State how many lines in the records below include the word "Anel". Give nothing but that number.
--- INPUT RECORDS Enclosed Below ---
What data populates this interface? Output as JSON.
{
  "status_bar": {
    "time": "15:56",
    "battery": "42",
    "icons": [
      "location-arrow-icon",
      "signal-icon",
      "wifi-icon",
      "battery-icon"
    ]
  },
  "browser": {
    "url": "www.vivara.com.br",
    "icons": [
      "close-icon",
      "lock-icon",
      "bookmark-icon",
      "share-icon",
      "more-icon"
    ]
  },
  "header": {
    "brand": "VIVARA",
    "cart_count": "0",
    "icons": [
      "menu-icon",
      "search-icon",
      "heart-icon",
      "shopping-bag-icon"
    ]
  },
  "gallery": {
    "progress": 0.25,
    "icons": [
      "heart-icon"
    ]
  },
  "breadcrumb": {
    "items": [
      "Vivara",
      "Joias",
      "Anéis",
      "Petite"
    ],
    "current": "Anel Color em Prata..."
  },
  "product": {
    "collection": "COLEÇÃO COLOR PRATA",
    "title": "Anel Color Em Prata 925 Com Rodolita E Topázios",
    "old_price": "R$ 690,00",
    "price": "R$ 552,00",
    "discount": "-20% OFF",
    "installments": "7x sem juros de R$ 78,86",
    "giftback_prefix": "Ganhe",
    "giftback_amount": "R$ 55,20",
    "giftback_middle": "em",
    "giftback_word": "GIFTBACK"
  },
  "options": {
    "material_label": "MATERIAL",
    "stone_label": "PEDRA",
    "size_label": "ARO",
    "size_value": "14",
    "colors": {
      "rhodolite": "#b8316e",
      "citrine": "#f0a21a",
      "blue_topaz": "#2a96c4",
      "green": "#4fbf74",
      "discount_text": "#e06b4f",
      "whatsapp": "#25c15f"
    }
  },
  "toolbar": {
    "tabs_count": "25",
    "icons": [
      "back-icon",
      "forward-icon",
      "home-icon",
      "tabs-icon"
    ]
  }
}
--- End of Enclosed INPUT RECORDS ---
RESULT: 2